Long gone are the days that all meals are prepared and eaten at home. Lifestyles have evolved to a state of “on demand” and smartphone technology has enabled that transition. Nowhere is that expectation higher than among the Millennial generation.
Fueled by a world of “apps,” it’s no longer necessary to travel anywhere to “shop” for anything from toothpaste to designer clothing, as companies like Amazon can bring the world to us, often with same-day home delivery. If there is any doubt as to the magnitude, or impact, of the shift in buying behavior, consider the data gathered by one major casual dining chain during a controlled 90-day test.
Within the same market area, half the stores contracted with Uber Eats for home delivery, while the other half maintained their standard take-out offering. Same-store sales for the 90-day period showed a decline of 7% in the stores offering standard take-out (consistent with chainwide performance), while the stores offering Uber Eats achieved an increase of 9% for that same period – a 16% swing in results! Similar results have been reported anecdotally by other chains, confirming that home delivery cannot be ignored.
Many challenges face the foodservice operator wishing to offer home delivery. Some operators have turned to companies such as Uber and Amazon who promote home meal delivery by leveraging their existing and powerful logistics technologies. Others are considering self-delivery vs. 3rd party, how (or if) to charge for the cost of delivery, integration with POS systems, menu impact, maintaining brand image, and most importantly: how to maintain food quality for the 20-30 minutes in transit. It is especially critical with french fries, wings, or other fried foods where maintaining texture is essential to the taste profile.
The same chain that performed the 90-day test with Uber Eats also performed tests of packaging, to determine which closed package would minimize sogginess of their fries and maintain original food texture, while still retaining temperature.

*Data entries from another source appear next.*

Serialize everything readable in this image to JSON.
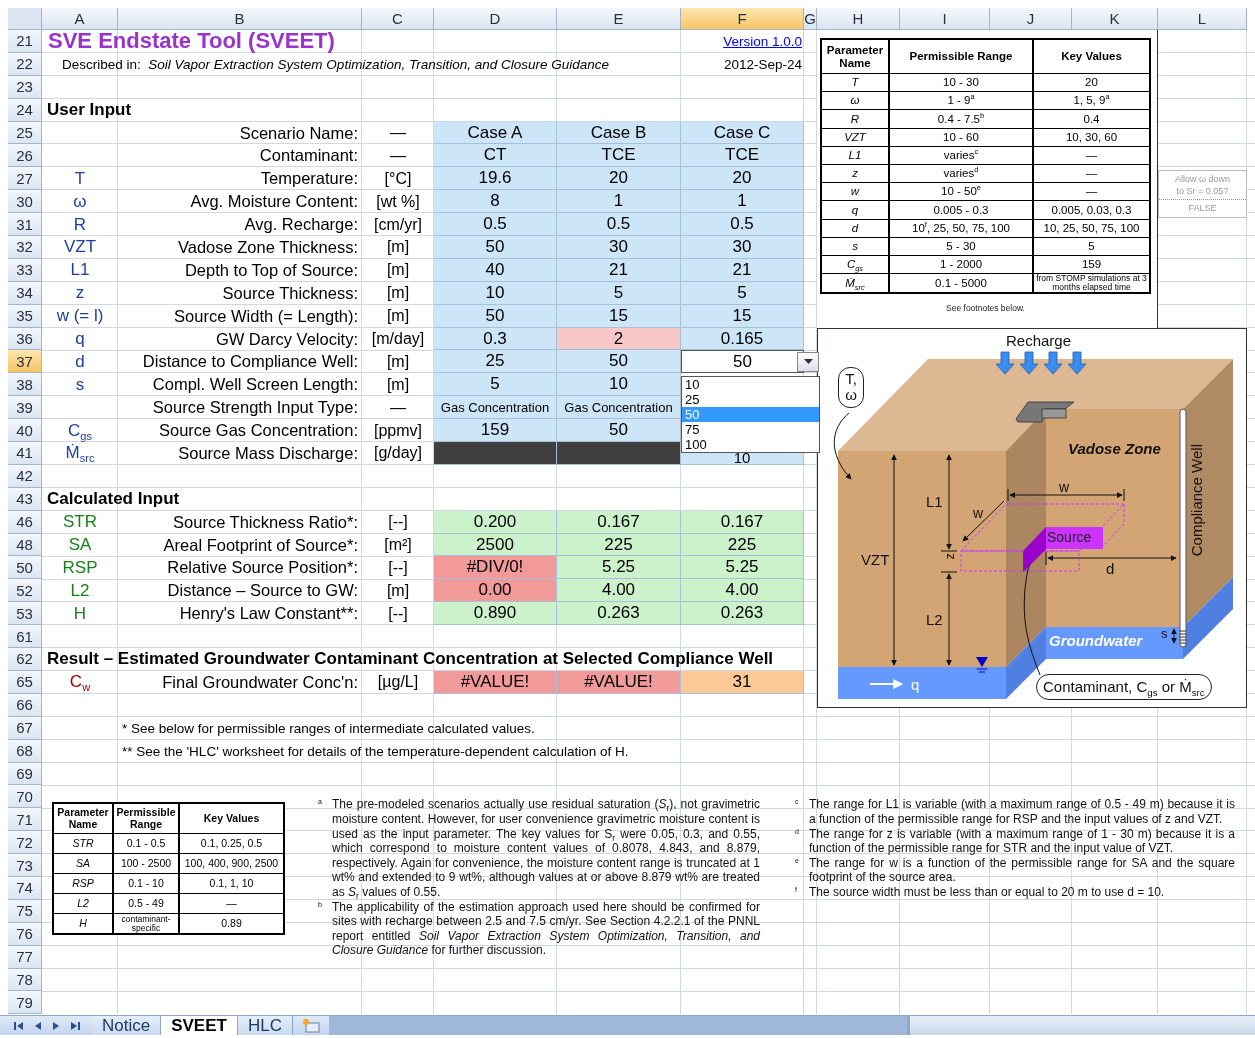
{
  "column_headers": [
    {
      "label": "A",
      "selected": false
    },
    {
      "label": "B",
      "selected": false
    },
    {
      "label": "C",
      "selected": false
    },
    {
      "label": "D",
      "selected": false
    },
    {
      "label": "E",
      "selected": false
    },
    {
      "label": "F",
      "selected": true
    },
    {
      "label": "G",
      "selected": false
    },
    {
      "label": "H",
      "selected": false
    },
    {
      "label": "I",
      "selected": false
    },
    {
      "label": "J",
      "selected": false
    },
    {
      "label": "K",
      "selected": false
    },
    {
      "label": "L",
      "selected": false
    }
  ],
  "sheet_rows": [
    {
      "number": "21",
      "selected": false,
      "kind": "title",
      "title": "SVE Endstate Tool (SVEET)",
      "link": "Version 1.0.0"
    },
    {
      "number": "22",
      "selected": false,
      "kind": "subtitle",
      "text": "Described in:  *Soil Vapor Extraction System Optimization, Transition, and Closure Guidance*",
      "date": "2012-Sep-24"
    },
    {
      "number": "23",
      "selected": false,
      "kind": "blank"
    },
    {
      "number": "24",
      "selected": false,
      "kind": "section",
      "text": "User Input"
    },
    {
      "number": "25",
      "selected": false,
      "kind": "input",
      "label": "Scenario Name:",
      "unit": "—",
      "cells": [
        {
          "text": "Case A",
          "color": "#cce6f8"
        },
        {
          "text": "Case B",
          "color": "#cce6f8"
        },
        {
          "text": "Case C",
          "color": "#cce6f8"
        }
      ]
    },
    {
      "number": "26",
      "selected": false,
      "kind": "input",
      "label": "Contaminant:",
      "unit": "—",
      "cells": [
        {
          "text": "CT",
          "color": "#cce6f8"
        },
        {
          "text": "TCE",
          "color": "#cce6f8"
        },
        {
          "text": "TCE",
          "color": "#cce6f8"
        }
      ]
    },
    {
      "number": "27",
      "selected": false,
      "kind": "input",
      "symbol": {
        "text": "T",
        "color": "#1f3fa0"
      },
      "label": "Temperature:",
      "unit": "[°C]",
      "cells": [
        {
          "text": "19.6",
          "color": "#cce6f8"
        },
        {
          "text": "20",
          "color": "#cce6f8"
        },
        {
          "text": "20",
          "color": "#cce6f8"
        }
      ]
    },
    {
      "number": "30",
      "selected": false,
      "kind": "input",
      "symbol": {
        "text": "ω",
        "color": "#1f3fa0"
      },
      "label": "Avg. Moisture Content:",
      "unit": "[wt %]",
      "cells": [
        {
          "text": "8",
          "color": "#cce6f8"
        },
        {
          "text": "1",
          "color": "#cce6f8"
        },
        {
          "text": "1",
          "color": "#cce6f8"
        }
      ]
    },
    {
      "number": "31",
      "selected": false,
      "kind": "input",
      "symbol": {
        "text": "R",
        "color": "#1f3fa0"
      },
      "label": "Avg. Recharge:",
      "unit": "[cm/yr]",
      "cells": [
        {
          "text": "0.5",
          "color": "#cce6f8"
        },
        {
          "text": "0.5",
          "color": "#cce6f8"
        },
        {
          "text": "0.5",
          "color": "#cce6f8"
        }
      ]
    },
    {
      "number": "32",
      "selected": false,
      "kind": "input",
      "symbol": {
        "text": "VZT",
        "color": "#1f3fa0"
      },
      "label": "Vadose Zone Thickness:",
      "unit": "[m]",
      "cells": [
        {
          "text": "50",
          "color": "#cce6f8"
        },
        {
          "text": "30",
          "color": "#cce6f8"
        },
        {
          "text": "30",
          "color": "#cce6f8"
        }
      ]
    },
    {
      "number": "33",
      "selected": false,
      "kind": "input",
      "symbol": {
        "text": "L1",
        "color": "#1f3fa0"
      },
      "label": "Depth to Top of Source:",
      "unit": "[m]",
      "cells": [
        {
          "text": "40",
          "color": "#cce6f8"
        },
        {
          "text": "21",
          "color": "#cce6f8"
        },
        {
          "text": "21",
          "color": "#cce6f8"
        }
      ]
    },
    {
      "number": "34",
      "selected": false,
      "kind": "input",
      "symbol": {
        "text": "z",
        "color": "#1f3fa0"
      },
      "label": "Source Thickness:",
      "unit": "[m]",
      "cells": [
        {
          "text": "10",
          "color": "#cce6f8"
        },
        {
          "text": "5",
          "color": "#cce6f8"
        },
        {
          "text": "5",
          "color": "#cce6f8"
        }
      ]
    },
    {
      "number": "35",
      "selected": false,
      "kind": "input",
      "symbol": {
        "text": "w (= l)",
        "color": "#1f3fa0"
      },
      "label": "Source Width (= Length):",
      "unit": "[m]",
      "cells": [
        {
          "text": "50",
          "color": "#cce6f8"
        },
        {
          "text": "15",
          "color": "#cce6f8"
        },
        {
          "text": "15",
          "color": "#cce6f8"
        }
      ]
    },
    {
      "number": "36",
      "selected": false,
      "kind": "input",
      "symbol": {
        "text": "q",
        "color": "#1f3fa0"
      },
      "label": "GW Darcy Velocity:",
      "unit": "[m/day]",
      "cells": [
        {
          "text": "0.3",
          "color": "#cce6f8"
        },
        {
          "text": "2",
          "color": "#f8c8c8"
        },
        {
          "text": "0.165",
          "color": "#cce6f8"
        }
      ]
    },
    {
      "number": "37",
      "selected": true,
      "kind": "input",
      "symbol": {
        "text": "d",
        "color": "#1f3fa0"
      },
      "label": "Distance to Compliance Well:",
      "unit": "[m]",
      "cells": [
        {
          "text": "25",
          "color": "#cce6f8"
        },
        {
          "text": "50",
          "color": "#cce6f8"
        },
        {
          "text": "50",
          "color": "#ffffff",
          "kind": "dropdown"
        }
      ]
    },
    {
      "number": "38",
      "selected": false,
      "kind": "input",
      "symbol": {
        "text": "s",
        "color": "#1f3fa0"
      },
      "label": "Compl. Well Screen Length:",
      "unit": "[m]",
      "cells": [
        {
          "text": "5",
          "color": "#cce6f8"
        },
        {
          "text": "10",
          "color": "#cce6f8"
        }
      ]
    },
    {
      "number": "39",
      "selected": false,
      "kind": "input",
      "label": "Source Strength Input Type:",
      "unit": "—",
      "cells": [
        {
          "text": "Gas Concentration",
          "color": "#cce6f8",
          "kind": "small"
        },
        {
          "text": "Gas Concentration",
          "color": "#cce6f8",
          "kind": "small"
        }
      ]
    },
    {
      "number": "40",
      "selected": false,
      "kind": "input",
      "symbol": {
        "text": "C$_{gs}$",
        "color": "#1f3fa0"
      },
      "label": "Source Gas Concentration:",
      "unit": "[ppmv]",
      "cells": [
        {
          "text": "159",
          "color": "#cce6f8"
        },
        {
          "text": "50",
          "color": "#cce6f8"
        }
      ]
    },
    {
      "number": "41",
      "selected": false,
      "kind": "input",
      "symbol": {
        "text": "Ṁ$_{src}$",
        "color": "#1f3fa0"
      },
      "label": "Source Mass Discharge:",
      "unit": "[g/day]",
      "cells": [
        {
          "color": "#404040"
        },
        {
          "color": "#404040"
        },
        {
          "text": "10",
          "color": "#cce6f8",
          "kind": "low"
        }
      ]
    },
    {
      "number": "42",
      "selected": false,
      "kind": "blank"
    },
    {
      "number": "43",
      "selected": false,
      "kind": "section",
      "text": "Calculated Input"
    },
    {
      "number": "46",
      "selected": false,
      "kind": "calculated",
      "symbol": {
        "text": "STR",
        "color": "#1a801a"
      },
      "label": "Source Thickness Ratio*:",
      "unit": "[--]",
      "cells": [
        {
          "text": "0.200",
          "color": "#ccf2cc"
        },
        {
          "text": "0.167",
          "color": "#ccf2cc"
        },
        {
          "text": "0.167",
          "color": "#ccf2cc"
        }
      ]
    },
    {
      "number": "48",
      "selected": false,
      "kind": "calculated",
      "symbol": {
        "text": "SA",
        "color": "#1a801a"
      },
      "label": "Areal Footprint of Source*:",
      "unit": "[m²]",
      "cells": [
        {
          "text": "2500",
          "color": "#ccf2cc"
        },
        {
          "text": "225",
          "color": "#ccf2cc"
        },
        {
          "text": "225",
          "color": "#ccf2cc"
        }
      ]
    },
    {
      "number": "50",
      "selected": false,
      "kind": "calculated",
      "symbol": {
        "text": "RSP",
        "color": "#1a801a"
      },
      "label": "Relative Source Position*:",
      "unit": "[--]",
      "cells": [
        {
          "text": "#DIV/0!",
          "color": "#f29a9a"
        },
        {
          "text": "5.25",
          "color": "#ccf2cc"
        },
        {
          "text": "5.25",
          "color": "#ccf2cc"
        }
      ]
    },
    {
      "number": "52",
      "selected": false,
      "kind": "calculated",
      "symbol": {
        "text": "L2",
        "color": "#1a801a"
      },
      "label": "Distance – Source to GW:",
      "unit": "[m]",
      "cells": [
        {
          "text": "0.00",
          "color": "#f29a9a"
        },
        {
          "text": "4.00",
          "color": "#ccf2cc"
        },
        {
          "text": "4.00",
          "color": "#ccf2cc"
        }
      ]
    },
    {
      "number": "53",
      "selected": false,
      "kind": "calculated",
      "symbol": {
        "text": "H",
        "color": "#1a801a"
      },
      "label": "Henry's Law Constant**:",
      "unit": "[--]",
      "cells": [
        {
          "text": "0.890",
          "color": "#ccf2cc"
        },
        {
          "text": "0.263",
          "color": "#ccf2cc"
        },
        {
          "text": "0.263",
          "color": "#ccf2cc"
        }
      ]
    },
    {
      "number": "61",
      "selected": false,
      "kind": "blank"
    },
    {
      "number": "62",
      "selected": false,
      "kind": "section",
      "text": "Result – Estimated Groundwater Contaminant Concentration at Selected Compliance Well"
    },
    {
      "number": "65",
      "selected": false,
      "kind": "result",
      "symbol": {
        "text": "C$_{w}$",
        "color": "#a00000"
      },
      "label": "Final Groundwater Conc'n:",
      "unit": "[µg/L]",
      "cells": [
        {
          "text": "#VALUE!",
          "color": "#f29a9a"
        },
        {
          "text": "#VALUE!",
          "color": "#f29a9a"
        },
        {
          "text": "31",
          "color": "#fcc896"
        }
      ]
    },
    {
      "number": "66",
      "selected": false,
      "kind": "blank"
    },
    {
      "number": "67",
      "selected": false,
      "kind": "note",
      "text": "* See below for permissible ranges of intermediate calculated values."
    },
    {
      "number": "68",
      "selected": false,
      "kind": "note",
      "text": "** See the 'HLC' worksheet for details of the temperature-dependent calculation of H."
    },
    {
      "number": "69",
      "selected": false,
      "kind": "blank"
    },
    {
      "number": "70",
      "selected": false,
      "kind": "blank"
    },
    {
      "number": "71",
      "selected": false,
      "kind": "blank"
    },
    {
      "number": "72",
      "selected": false,
      "kind": "blank"
    },
    {
      "number": "73",
      "selected": false,
      "kind": "blank"
    },
    {
      "number": "74",
      "selected": false,
      "kind": "blank"
    },
    {
      "number": "75",
      "selected": false,
      "kind": "blank"
    },
    {
      "number": "76",
      "selected": false,
      "kind": "blank"
    },
    {
      "number": "77",
      "selected": false,
      "kind": "blank"
    },
    {
      "number": "78",
      "selected": false,
      "kind": "blank"
    },
    {
      "number": "79",
      "selected": false,
      "kind": "blank"
    }
  ],
  "dropdown_list": {
    "options": [
      {
        "label": "10",
        "selected": false
      },
      {
        "label": "25",
        "selected": false
      },
      {
        "label": "50",
        "selected": true
      },
      {
        "label": "75",
        "selected": false
      },
      {
        "label": "100",
        "selected": false
      }
    ]
  },
  "parameter_table": {
    "columns": [
      "Parameter Name",
      "Permissible Range",
      "Key Values"
    ],
    "rows": [
      [
        "T",
        "10 - 30",
        "20"
      ],
      [
        "ω",
        "1 - 9$^{a}$",
        "1, 5, 9$^{a}$"
      ],
      [
        "R",
        "0.4 - 7.5$^{b}$",
        "0.4"
      ],
      [
        "VZT",
        "10 - 60",
        "10, 30, 60"
      ],
      [
        "L1",
        "varies$^{c}$",
        "—"
      ],
      [
        "z",
        "varies$^{d}$",
        "—"
      ],
      [
        "w",
        "10 - 50$^{e}$",
        "—"
      ],
      [
        "q",
        "0.005 - 0.3",
        "0.005, 0.03, 0.3"
      ],
      [
        "d",
        "10$^{f}$, 25, 50, 75, 100",
        "10, 25, 50, 75, 100"
      ],
      [
        "s",
        "5 - 30",
        "5"
      ],
      [
        "C$_{gs}$",
        "1 - 2000",
        "159"
      ],
      [
        "Ṁ$_{src}$",
        "0.1 - 5000",
        {
          "text": "from STOMP simulations at 3 months elapsed time",
          "kind": "fine"
        }
      ]
    ],
    "footer": "See footnotes below."
  },
  "side_note": {
    "question": "Allow ω down to Sr = 0.05?",
    "value": "FALSE"
  },
  "diagram": {
    "labels": [
      {
        "kind": "recharge",
        "text": "Recharge"
      },
      {
        "kind": "callout_top",
        "text": "T, ω"
      },
      {
        "kind": "zone",
        "text": "Vadose Zone"
      },
      {
        "kind": "well",
        "text": "Compliance Well"
      },
      {
        "kind": "width_top",
        "text": "w"
      },
      {
        "kind": "width_side",
        "text": "w"
      },
      {
        "kind": "l1",
        "text": "L1"
      },
      {
        "kind": "z",
        "text": "z"
      },
      {
        "kind": "vzt",
        "text": "VZT"
      },
      {
        "kind": "source",
        "text": "Source"
      },
      {
        "kind": "d",
        "text": "d"
      },
      {
        "kind": "l2",
        "text": "L2"
      },
      {
        "kind": "groundwater",
        "text": "Groundwater"
      },
      {
        "kind": "s",
        "text": "s"
      },
      {
        "kind": "q",
        "text": "q"
      },
      {
        "kind": "callout_bottom",
        "text": "Contaminant, C$_{gs}$ or Ṁ$_{src}$"
      }
    ]
  },
  "calculated_table": {
    "columns": [
      "Parameter Name",
      "Permissible Range",
      "Key Values"
    ],
    "rows": [
      [
        "STR",
        "0.1 - 0.5",
        "0.1, 0.25, 0.5"
      ],
      [
        "SA",
        "100 - 2500",
        "100, 400, 900, 2500"
      ],
      [
        "RSP",
        "0.1 - 10",
        "0.1, 1, 10"
      ],
      [
        "L2",
        "0.5 - 49",
        "—"
      ],
      [
        "H",
        {
          "text": "contaminant-specific",
          "kind": "fine"
        },
        "0.89"
      ]
    ]
  },
  "footnotes_left": [
    {
      "mark": "a",
      "text": "The pre-modeled scenarios actually use residual saturation (*S*$_{r}$), not gravimetric moisture content.  However, for user convenience gravimetric moisture content is used as the input parameter.  The key values for S$_{r}$ were 0.05, 0.3, and 0.55, which correspond to moisture content values of 0.8078, 4.843, and 8.879, respectively.  Again for convenience, the moisture content range is truncated at 1 wt% and extended to 9 wt%, although values at or above 8.879 wt% are treated as *S*$_{r}$ values of 0.55."
    },
    {
      "mark": "b",
      "text": "The applicability of the estimation approach used here should be confirmed for sites with recharge between 2.5 and 7.5 cm/yr.  See Section 4.2.2.1 of the PNNL report entitled *Soil Vapor Extraction System Optimization, Transition, and Closure Guidance* for further discussion."
    }
  ],
  "footnotes_right": [
    {
      "mark": "c",
      "text": "The range for L1 is variable (with a maximum range of 0.5 - 49 m) because it is a function of the permissible range for RSP and the input values of z and VZT."
    },
    {
      "mark": "d",
      "text": "The range for z is variable (with a maximum range of 1 - 30 m) because it is a function of the permissible range for STR and the input value of VZT."
    },
    {
      "mark": "e",
      "text": "The range for w is a function of the permissible range for SA and the square footprint of the source area."
    },
    {
      "mark": "f",
      "text": "The source width must be less than or equal to 20 m to use d = 10."
    }
  ],
  "sheet_tabs": [
    {
      "label": "Notice",
      "selected": false
    },
    {
      "label": "SVEET",
      "selected": true
    },
    {
      "label": "HLC",
      "selected": false
    }
  ]
}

The chart summarizes the test results.
The Crisp Food Container by Anchor Packaging of St Louis, MO is a patented technology currently in use at over 10,000 stores. Originally developed to keep fried chicken hot and crisp in supermarket displays for up to 4 hours, it has been recently adapted for the restaurant industry to address the challenges associated with home delivery. Chains using this product have reported results that surpass any other packaging alternative.
With the paradigm shift in consumer behavior and expectation, it was inevitable that the food category would be affected. Now is the time to evaluate all options for menu, order technology, delivery method, and packaging.